Wound infections are an infrequent but serious complication of total knee arthroplasty. Between January 1984 and November 1987, 20 of 243 (8.2%) patients at two affiliated hospitals developed surgical wound infections following 259 total knee arthroplasty procedures performed in clean-air operating rooms. Eighteen (90%) of the patients had deep infections; nine required removal of the prosthesis. A single surgeon (surgeon X) was associated with 18 of the procedures that had subsequent infection (risk ratio (RR) = 9.4, 95% confidence interval (CI) 2.2-39), and an investigation was carried out in an effort to explain the difference in infection rates between surgeon X and other surgeons. In a cohort study, stratified analyses identified a preoperative American Society of Anesthesiologists (ASA) physical status class greater than or equal to 3, surgeon X, and early postoperative use of a continuous passive motion device as risk factors associated with surgical wound infection following total knee arthroplasty procedures. Logistic regression analyses identified being a patient operated on by surgeon X with an ASA class greater than or equal to 3 as the only significant independent risk factor for total knee arthroplasty-associated surgical wound infections (RR = 9.3, 95% CI 2.8-31). The effect due to surgeon X could not be explained by receipt or timeliness of administration of antimicrobial prophylaxis, type of prosthesis inserted, duration of operation, postoperative use of continuous passive motion, or underlying etiology of joint disease. The authors conclude that surgical technique and patient’s severity of illness were the primary determinants of surgical wound infection after total knee arthroplasty. This study demonstrates the complexity of epidemiologic investigation of surgical wound infections and the importance of considering patient severity of illness when interpreting surgeon-specific infection rates.
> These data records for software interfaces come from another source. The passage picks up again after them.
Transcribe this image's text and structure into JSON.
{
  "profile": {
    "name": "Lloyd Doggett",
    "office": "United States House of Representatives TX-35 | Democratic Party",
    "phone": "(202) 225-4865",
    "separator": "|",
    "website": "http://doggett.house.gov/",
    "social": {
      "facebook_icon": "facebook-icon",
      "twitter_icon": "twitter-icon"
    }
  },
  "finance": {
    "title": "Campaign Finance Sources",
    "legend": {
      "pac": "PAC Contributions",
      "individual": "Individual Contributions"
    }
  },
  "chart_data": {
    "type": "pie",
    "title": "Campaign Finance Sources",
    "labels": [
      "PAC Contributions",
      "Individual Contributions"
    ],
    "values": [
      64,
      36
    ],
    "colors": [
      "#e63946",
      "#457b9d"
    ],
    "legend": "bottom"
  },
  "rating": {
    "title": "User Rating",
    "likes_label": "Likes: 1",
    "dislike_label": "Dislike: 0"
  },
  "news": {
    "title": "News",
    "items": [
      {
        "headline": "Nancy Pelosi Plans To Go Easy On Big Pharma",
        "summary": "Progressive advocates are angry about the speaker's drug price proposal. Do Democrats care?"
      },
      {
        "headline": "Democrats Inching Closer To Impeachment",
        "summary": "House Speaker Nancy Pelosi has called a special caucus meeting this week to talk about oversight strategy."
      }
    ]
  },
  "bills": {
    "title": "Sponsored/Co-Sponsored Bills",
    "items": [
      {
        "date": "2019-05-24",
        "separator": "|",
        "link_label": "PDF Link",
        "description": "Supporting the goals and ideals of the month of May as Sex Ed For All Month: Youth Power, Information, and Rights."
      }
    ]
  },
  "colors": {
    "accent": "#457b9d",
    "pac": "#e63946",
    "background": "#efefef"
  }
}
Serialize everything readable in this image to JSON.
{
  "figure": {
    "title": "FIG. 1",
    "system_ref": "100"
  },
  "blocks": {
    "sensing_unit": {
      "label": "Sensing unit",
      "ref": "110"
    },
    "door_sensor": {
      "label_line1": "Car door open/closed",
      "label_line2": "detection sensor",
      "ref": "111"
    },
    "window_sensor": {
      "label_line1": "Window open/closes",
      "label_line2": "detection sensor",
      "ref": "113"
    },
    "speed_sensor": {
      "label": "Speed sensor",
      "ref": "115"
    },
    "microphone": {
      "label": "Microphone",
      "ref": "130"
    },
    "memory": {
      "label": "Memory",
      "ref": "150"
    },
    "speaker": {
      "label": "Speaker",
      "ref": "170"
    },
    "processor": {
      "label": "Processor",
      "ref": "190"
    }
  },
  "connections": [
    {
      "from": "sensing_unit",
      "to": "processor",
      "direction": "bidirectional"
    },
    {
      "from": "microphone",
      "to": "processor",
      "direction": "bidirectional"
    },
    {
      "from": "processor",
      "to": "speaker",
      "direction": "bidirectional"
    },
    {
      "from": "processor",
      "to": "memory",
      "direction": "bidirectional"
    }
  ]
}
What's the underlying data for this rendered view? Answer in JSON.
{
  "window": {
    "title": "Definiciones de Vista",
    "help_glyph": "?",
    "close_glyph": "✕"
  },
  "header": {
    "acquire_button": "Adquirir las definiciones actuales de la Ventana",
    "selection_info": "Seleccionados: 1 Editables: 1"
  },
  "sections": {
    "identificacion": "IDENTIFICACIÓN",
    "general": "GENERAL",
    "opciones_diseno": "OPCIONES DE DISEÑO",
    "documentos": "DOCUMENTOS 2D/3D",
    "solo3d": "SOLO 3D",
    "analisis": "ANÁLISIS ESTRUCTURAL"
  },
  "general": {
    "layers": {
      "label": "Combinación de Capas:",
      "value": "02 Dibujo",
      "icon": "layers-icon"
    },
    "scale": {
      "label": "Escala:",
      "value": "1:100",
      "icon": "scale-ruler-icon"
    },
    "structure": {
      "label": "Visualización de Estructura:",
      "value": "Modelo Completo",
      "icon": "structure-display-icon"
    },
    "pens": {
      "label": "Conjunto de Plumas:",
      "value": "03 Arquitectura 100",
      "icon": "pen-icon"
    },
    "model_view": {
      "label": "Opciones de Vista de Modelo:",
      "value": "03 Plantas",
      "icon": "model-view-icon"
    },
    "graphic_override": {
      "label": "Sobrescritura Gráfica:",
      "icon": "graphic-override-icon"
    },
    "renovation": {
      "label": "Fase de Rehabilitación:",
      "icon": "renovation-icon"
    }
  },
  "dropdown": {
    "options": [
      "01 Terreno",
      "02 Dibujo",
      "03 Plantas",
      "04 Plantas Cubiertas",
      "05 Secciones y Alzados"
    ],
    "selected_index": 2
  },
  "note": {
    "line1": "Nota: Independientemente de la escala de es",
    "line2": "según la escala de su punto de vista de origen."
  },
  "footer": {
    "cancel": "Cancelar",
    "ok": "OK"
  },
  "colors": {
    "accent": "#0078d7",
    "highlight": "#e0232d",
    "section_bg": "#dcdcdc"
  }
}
Gordon SM, Culver DH, Simmons BP, Jarvis WR
Am. J. Epidemiol. 1990 May;131(5):905-16